  • There are three songs of the week this week. The first is Royal & The Serpent's Choke which despite being too short manages to pack Really Quite A Lot into 137 seconds. Royal & The Serpent's Get A Grip EP is out today — it includes previous (v good) song Overwhelmed along with a slightly Dragonette-esque new track called Warn You. It's one of two excellent breathing-related songs this week because next up is…
  • Demi Lovato's Commander In Chief. This had better be getting a full remix package.

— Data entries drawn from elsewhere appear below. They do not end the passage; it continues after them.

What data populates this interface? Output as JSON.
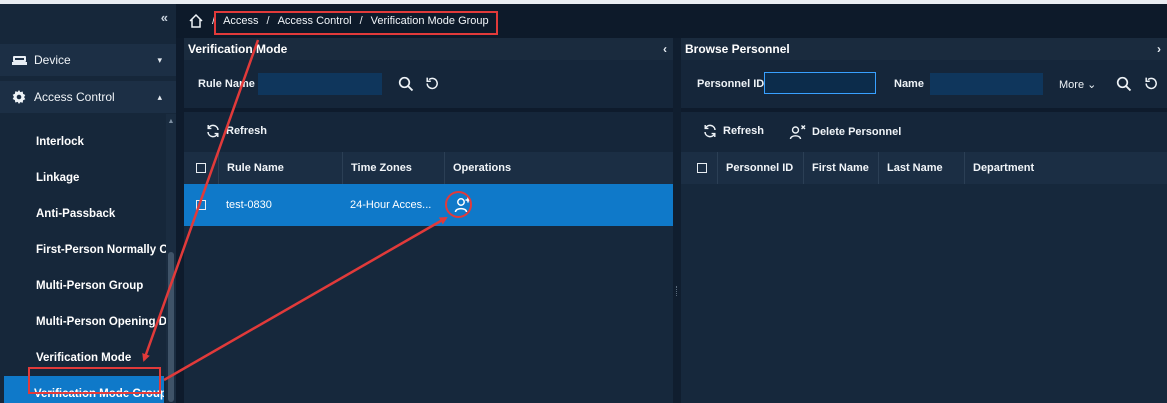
{
  "colors": {
    "accent": "#0f79c9",
    "annotation": "#e13a3a"
  },
  "sidebar": {
    "collapse_icon": "double-chevron-left-icon",
    "collapse_glyph": "«",
    "groups": {
      "device": {
        "label": "Device",
        "icon": "device-icon",
        "caret": "▾"
      },
      "access_control": {
        "label": "Access Control",
        "icon": "gear-icon",
        "caret": "▴"
      }
    },
    "items": [
      {
        "label": "Interlock"
      },
      {
        "label": "Linkage"
      },
      {
        "label": "Anti-Passback"
      },
      {
        "label": "First-Person Normally Open"
      },
      {
        "label": "Multi-Person Group"
      },
      {
        "label": "Multi-Person Opening Door"
      },
      {
        "label": "Verification Mode"
      },
      {
        "label": "Verification Mode Group",
        "active": true
      }
    ]
  },
  "breadcrumb": {
    "separator": "/",
    "items": [
      "Access",
      "Access Control",
      "Verification Mode Group"
    ]
  },
  "left_panel": {
    "title": "Verification Mode",
    "collapse_glyph": "‹",
    "search": {
      "label": "Rule Name",
      "value": "",
      "placeholder": ""
    },
    "toolbar": {
      "refresh_label": "Refresh"
    },
    "columns": [
      "Rule Name",
      "Time Zones",
      "Operations"
    ],
    "rows": [
      {
        "rule_name": "test-0830",
        "time_zones": "24-Hour Acces...",
        "selected": true,
        "operation_icon": "add-person-icon"
      }
    ]
  },
  "right_panel": {
    "title": "Browse Personnel",
    "expand_glyph": "›",
    "search": {
      "personnel_id_label": "Personnel ID",
      "personnel_id_value": "",
      "name_label": "Name",
      "name_value": "",
      "more_label": "More",
      "more_caret": "⌄"
    },
    "toolbar": {
      "refresh_label": "Refresh",
      "delete_label": "Delete Personnel"
    },
    "columns": [
      "Personnel ID",
      "First Name",
      "Last Name",
      "Department"
    ],
    "rows": []
  }
}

  • The third song of the week is a fairly old one — The Weeknd's In Your Eyes — which reappeared a few months back in a 10/10 Doja Cat-featuring fashion, and comes back again today with KENNY G chucked on top. Whenever an artist releases more than one remix of the same song there's always a glimmer of hope that further remixes might continue to appear every month or two until the end of human civil­isa­tion (currently pencilled in for May 8 2022). After an impress­ive start Lil Nas X dropped the ball with Old Town Road but could The Weeknd pull it off with In Your Eyes? Four words: Mariah. Version. For. Christmas.
  • Annie's new album is out today and it is TERRIFIC.
  • Spa is Icona Pop's best one in a while. They work rather well with Sofi Tukker, maybe they should just form a band and be done with it. There are too many bands as it is so a merger could make things a lot easier for all of us.
  • The Kelly Rowland single is perky!
  • Ava Max released a Christmas song this week and it is abso­lutely not on this week's playlist. I know people get away with all sorts at Christmas but come on.